#### WHAT YOU HAVE TO DO:
Would you copy all lines in the data that contain the word "Home"?
STORED DATA Block Start
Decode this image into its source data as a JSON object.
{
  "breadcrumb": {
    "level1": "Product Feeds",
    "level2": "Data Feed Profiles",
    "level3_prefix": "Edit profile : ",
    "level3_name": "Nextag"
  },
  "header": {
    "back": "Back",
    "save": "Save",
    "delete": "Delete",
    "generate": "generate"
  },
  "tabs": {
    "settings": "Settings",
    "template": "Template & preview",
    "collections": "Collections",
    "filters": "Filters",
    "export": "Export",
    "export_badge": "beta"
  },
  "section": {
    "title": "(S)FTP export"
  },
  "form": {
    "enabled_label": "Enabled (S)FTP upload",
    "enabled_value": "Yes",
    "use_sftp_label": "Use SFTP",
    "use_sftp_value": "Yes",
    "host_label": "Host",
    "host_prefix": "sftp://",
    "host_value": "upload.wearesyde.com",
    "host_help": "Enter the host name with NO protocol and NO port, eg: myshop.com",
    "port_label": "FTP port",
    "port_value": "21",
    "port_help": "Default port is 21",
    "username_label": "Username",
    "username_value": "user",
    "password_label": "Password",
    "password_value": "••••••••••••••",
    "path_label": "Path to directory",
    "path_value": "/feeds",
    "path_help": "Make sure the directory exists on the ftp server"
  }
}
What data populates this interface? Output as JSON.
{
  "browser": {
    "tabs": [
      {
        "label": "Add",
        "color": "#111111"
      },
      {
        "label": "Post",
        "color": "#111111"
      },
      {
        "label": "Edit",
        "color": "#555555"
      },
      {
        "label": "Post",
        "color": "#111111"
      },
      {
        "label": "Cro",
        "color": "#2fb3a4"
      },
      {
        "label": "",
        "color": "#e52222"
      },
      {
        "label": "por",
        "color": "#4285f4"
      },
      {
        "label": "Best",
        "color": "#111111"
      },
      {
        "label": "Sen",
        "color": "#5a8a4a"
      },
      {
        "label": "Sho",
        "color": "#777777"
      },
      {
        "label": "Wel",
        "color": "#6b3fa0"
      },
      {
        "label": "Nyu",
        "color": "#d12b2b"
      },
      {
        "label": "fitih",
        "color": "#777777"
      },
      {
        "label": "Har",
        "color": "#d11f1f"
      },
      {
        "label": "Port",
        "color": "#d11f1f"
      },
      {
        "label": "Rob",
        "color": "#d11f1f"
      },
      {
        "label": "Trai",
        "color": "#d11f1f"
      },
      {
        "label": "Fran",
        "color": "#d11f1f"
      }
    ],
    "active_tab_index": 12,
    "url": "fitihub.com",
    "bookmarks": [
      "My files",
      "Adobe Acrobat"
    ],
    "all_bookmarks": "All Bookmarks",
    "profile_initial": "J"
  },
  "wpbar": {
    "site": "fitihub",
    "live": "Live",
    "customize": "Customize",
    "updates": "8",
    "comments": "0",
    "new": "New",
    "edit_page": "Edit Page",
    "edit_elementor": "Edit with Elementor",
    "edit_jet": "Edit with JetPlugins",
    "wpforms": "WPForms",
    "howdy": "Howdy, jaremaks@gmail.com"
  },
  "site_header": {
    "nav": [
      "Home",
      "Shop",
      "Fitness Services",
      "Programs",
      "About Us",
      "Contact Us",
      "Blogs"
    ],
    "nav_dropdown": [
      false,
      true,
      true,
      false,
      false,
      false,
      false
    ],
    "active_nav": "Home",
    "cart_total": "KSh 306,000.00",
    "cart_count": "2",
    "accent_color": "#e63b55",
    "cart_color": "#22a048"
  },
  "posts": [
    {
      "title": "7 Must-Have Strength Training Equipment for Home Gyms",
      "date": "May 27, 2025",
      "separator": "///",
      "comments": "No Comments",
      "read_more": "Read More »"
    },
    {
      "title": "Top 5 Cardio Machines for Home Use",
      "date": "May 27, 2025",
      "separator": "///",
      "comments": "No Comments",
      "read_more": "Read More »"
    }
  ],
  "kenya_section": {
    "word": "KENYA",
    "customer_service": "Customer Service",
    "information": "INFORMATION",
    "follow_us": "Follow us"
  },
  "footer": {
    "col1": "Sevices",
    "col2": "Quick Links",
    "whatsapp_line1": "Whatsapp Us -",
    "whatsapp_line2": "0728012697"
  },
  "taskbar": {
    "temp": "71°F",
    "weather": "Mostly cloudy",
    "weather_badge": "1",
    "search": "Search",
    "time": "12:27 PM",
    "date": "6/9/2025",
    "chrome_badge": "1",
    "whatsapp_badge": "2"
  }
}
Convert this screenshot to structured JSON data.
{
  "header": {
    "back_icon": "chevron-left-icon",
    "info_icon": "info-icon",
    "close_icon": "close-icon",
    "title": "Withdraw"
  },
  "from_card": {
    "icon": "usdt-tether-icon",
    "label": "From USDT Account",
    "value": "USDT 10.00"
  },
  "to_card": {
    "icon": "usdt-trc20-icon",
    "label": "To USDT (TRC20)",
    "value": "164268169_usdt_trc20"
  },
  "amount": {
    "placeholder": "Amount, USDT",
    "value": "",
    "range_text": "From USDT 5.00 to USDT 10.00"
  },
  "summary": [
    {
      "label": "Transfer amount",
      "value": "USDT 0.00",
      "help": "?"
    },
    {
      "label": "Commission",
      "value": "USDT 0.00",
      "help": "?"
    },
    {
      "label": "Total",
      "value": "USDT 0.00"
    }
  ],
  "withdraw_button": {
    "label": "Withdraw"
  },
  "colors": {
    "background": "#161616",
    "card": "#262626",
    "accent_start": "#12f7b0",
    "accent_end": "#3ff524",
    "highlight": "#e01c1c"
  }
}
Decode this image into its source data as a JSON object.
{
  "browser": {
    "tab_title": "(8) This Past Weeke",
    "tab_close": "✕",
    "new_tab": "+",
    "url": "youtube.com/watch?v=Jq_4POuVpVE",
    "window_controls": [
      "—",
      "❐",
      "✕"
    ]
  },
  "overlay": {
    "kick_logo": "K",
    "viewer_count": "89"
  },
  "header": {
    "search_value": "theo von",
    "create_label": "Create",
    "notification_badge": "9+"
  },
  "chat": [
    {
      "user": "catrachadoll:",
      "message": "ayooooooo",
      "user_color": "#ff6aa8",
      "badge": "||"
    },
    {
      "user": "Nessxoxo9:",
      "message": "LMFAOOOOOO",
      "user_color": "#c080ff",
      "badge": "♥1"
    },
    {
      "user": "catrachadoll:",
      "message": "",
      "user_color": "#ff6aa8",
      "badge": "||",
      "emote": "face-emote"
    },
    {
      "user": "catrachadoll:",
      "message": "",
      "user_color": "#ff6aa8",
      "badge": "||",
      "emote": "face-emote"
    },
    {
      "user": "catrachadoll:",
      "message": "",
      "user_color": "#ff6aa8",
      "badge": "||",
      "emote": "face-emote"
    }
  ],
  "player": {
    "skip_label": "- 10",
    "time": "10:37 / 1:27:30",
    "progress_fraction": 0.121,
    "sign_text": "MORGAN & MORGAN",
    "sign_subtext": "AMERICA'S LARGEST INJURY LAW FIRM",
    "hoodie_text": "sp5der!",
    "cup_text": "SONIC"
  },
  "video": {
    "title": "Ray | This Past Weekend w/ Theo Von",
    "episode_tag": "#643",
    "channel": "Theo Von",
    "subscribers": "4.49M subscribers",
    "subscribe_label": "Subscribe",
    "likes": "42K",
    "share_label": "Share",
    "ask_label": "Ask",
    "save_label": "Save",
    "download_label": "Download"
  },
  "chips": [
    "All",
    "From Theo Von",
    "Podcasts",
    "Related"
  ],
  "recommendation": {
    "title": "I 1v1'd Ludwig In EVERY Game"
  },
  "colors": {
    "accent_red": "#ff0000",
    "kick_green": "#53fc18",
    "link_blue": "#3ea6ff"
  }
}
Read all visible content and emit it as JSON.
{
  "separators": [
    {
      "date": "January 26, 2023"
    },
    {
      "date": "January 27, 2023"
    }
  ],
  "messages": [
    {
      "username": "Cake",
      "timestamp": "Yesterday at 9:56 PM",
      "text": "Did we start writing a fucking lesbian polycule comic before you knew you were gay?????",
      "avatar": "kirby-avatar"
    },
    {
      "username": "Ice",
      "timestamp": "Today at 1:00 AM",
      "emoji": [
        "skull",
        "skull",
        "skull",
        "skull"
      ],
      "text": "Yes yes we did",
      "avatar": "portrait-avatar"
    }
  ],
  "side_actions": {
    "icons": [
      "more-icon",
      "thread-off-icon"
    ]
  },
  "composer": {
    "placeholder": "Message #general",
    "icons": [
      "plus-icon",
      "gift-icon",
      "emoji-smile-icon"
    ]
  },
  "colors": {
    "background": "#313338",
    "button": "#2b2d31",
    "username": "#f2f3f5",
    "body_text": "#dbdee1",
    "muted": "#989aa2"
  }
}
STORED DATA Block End
#### SOLUTION:
      "Home",
    "active_nav": "Home",
      "title": "7 Must-Have Strength Training Equipment for Home Gyms",
      "title": "Top 5 Cardio Machines for Home Use",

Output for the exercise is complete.